Land Letter headlines —



Winter ozone problem continues to mystify regulators, industry

The mystery behind the wintertime ozone problem that has plagued parts of the Intermountain West is deepening as pollution levels during the first quarter of 2011 dropped in northeast Utah but increased in southwest Wyoming.

Ground-level ozone exceeded federal health standards in northeast Utah's Uintah Basin on 26 days between January and March, according to air monitoring data compiled by U.S. EPA. That figure was down from 37 days of ozone exceedances recorded in the basin for the first three months of 2010.

But in Wyoming, after two years of clean winter air in the Upper Green River Basin, EPA monitors registered 13 days between January and March when ozone levels exceeded the eight-hour health standard of 75 parts per billion (ppb). That includes a March 2 ozone reading of 124 ppb -- higher than the worst ozone levels recorded last year in Los Angeles.
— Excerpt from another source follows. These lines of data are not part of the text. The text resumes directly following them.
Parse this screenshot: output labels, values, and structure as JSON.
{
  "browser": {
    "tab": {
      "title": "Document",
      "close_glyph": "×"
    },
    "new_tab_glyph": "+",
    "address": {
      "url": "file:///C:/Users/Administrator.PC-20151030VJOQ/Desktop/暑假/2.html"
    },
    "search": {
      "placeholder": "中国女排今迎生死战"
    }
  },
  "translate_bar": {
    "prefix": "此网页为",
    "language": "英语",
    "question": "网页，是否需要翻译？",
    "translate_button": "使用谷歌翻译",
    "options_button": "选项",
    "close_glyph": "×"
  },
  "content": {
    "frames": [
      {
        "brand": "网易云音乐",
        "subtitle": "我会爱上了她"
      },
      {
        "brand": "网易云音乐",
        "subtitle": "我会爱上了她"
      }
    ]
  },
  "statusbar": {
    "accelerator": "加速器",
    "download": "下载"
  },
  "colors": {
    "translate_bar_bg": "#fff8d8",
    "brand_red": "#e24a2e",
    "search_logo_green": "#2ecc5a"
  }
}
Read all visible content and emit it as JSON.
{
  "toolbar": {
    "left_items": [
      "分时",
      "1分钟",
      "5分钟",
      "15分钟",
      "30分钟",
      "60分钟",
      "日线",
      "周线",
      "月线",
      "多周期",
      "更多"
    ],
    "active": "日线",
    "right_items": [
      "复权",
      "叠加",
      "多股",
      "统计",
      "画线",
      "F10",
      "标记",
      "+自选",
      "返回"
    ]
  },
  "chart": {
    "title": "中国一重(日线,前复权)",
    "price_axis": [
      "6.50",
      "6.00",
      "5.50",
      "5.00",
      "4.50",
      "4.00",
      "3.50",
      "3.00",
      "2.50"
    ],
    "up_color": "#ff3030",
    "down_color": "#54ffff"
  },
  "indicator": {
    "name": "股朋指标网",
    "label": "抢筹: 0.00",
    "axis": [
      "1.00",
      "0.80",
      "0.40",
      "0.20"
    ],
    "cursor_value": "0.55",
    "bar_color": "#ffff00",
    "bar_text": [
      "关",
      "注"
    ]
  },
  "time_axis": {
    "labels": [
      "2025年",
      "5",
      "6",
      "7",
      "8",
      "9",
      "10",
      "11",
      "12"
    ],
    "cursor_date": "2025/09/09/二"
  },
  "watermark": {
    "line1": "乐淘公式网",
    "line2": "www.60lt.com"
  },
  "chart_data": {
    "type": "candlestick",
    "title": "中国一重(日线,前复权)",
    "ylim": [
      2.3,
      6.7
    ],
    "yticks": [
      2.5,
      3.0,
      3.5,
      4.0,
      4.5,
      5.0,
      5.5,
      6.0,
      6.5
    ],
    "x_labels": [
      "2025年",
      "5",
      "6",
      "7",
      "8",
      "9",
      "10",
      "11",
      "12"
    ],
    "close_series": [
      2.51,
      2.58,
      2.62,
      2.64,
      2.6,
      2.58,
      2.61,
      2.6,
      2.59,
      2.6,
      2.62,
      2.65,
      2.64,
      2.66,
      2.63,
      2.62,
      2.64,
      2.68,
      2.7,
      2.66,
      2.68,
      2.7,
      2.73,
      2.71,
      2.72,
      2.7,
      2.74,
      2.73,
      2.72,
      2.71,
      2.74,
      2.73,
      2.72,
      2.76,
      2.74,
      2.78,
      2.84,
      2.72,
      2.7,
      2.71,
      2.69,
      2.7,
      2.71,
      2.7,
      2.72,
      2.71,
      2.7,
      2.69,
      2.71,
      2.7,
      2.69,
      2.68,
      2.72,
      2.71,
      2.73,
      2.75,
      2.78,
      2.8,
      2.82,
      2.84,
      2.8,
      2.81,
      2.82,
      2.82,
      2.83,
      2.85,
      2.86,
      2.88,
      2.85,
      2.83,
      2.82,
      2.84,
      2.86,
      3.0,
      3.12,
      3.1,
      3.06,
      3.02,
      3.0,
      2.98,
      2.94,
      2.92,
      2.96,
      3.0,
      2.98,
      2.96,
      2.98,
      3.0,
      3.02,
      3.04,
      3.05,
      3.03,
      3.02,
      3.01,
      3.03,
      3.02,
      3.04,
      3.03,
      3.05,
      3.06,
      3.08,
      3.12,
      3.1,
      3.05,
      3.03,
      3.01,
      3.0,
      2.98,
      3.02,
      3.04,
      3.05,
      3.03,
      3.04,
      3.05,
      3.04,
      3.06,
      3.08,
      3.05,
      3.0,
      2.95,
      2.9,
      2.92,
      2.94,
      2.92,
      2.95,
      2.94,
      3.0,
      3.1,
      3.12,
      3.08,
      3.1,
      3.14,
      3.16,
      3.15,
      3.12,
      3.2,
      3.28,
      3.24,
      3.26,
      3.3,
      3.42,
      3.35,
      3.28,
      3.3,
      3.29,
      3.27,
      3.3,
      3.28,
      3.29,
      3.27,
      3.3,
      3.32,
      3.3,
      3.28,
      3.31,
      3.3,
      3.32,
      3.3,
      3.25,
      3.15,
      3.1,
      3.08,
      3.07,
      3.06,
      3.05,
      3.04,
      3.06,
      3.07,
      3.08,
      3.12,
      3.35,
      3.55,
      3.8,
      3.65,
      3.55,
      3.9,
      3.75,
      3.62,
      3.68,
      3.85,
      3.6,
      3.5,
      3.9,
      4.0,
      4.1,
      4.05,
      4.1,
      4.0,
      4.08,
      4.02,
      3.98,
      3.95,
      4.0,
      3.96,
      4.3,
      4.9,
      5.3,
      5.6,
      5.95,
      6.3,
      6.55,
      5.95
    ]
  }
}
And even though the Uintah Basin saw fewer bad ozone days early this year, the region did experience significant ozone spikes on days when the pollutant was a problem. That included a Feb. 16 eight-hour average of 146 ppb, nearly twice the federal standard and potentially dangerous for even healthy adults to breath, said Carl Daly, chief of the air permitting, modeling and monitoring unit in EPA's Region 8 office in Denver.

New This Week

News Roundup


E&E Special Reports

Campaign 2020
Climate in the Courts: Juliana v. United States
Off Topic
E&E News Highlights
Deepwater Horizon: 10 Years Later
Recipe For Change
EPA: Open for Business
Shifting Precedent: The Climate Battle in the West
People to Watch 2020
2020 Hindsight
Bloodbath: Red ink pours over Northwest dams
California's Crumbling Coast
Ice Bound
Green New Deal
WOTUS in the West

E&E Services

Learn More About E&E
Start a Trial
Receive Email Alerts
Staff Directory
Employment Opportunities


Latest Selected Headlines

More headlinesMore headlines

More headlinesMore headlines

More headlinesMore headlines

More headlinesMore headlines